David Frum recently laid into the nutritional supplement industry with a guest commentary on CNN.com. The resident fellow at the American Enterprise Institute and one-time special assistant to President George W. Bush lashed out with the classic invectives against supplement makers and marketers. He wrote that any “snake oil flim-flam can be huckstered in the most truth-defying way” using that most evil of laws, the Dietary Supplement Health and Education Act of 1994.
Frum could have lowered his rhetorical blood pressure, without the help of a supplement, by reading the FTC regulations that go into effect on Tuesday. His column then would have begun: The party is over Dec. 1.
And the party — or at least marketing as it has been done for many years — does come to an end. Frum’s arguments against vague product claims no longer hold when the FTC — not the FDA — is watching what is said. The effects of the new rules are worth noting again: no more CYA disclaimers such as “results not typical” language; closer scrutiny of expert and celebrity endorsements; and careful review of consumer testimonials.
All the people who try a supplement and blog about it or are paid to write online reviews also have to disclose their relationships with those who supply them with products.

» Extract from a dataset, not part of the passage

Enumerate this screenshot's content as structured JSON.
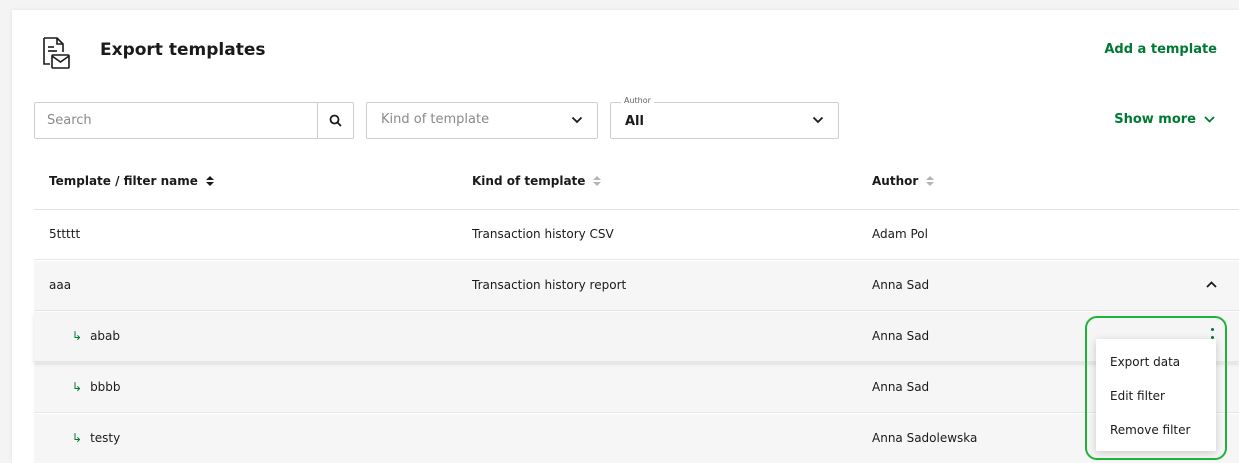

Frum can argue for repeal of the DHSEA, but he would be better off passing along tips of deceptive advertising to contacts he has at the FTC. That would produce more effective results than spouting off about his distaste for the supplement industry and its marketing practices.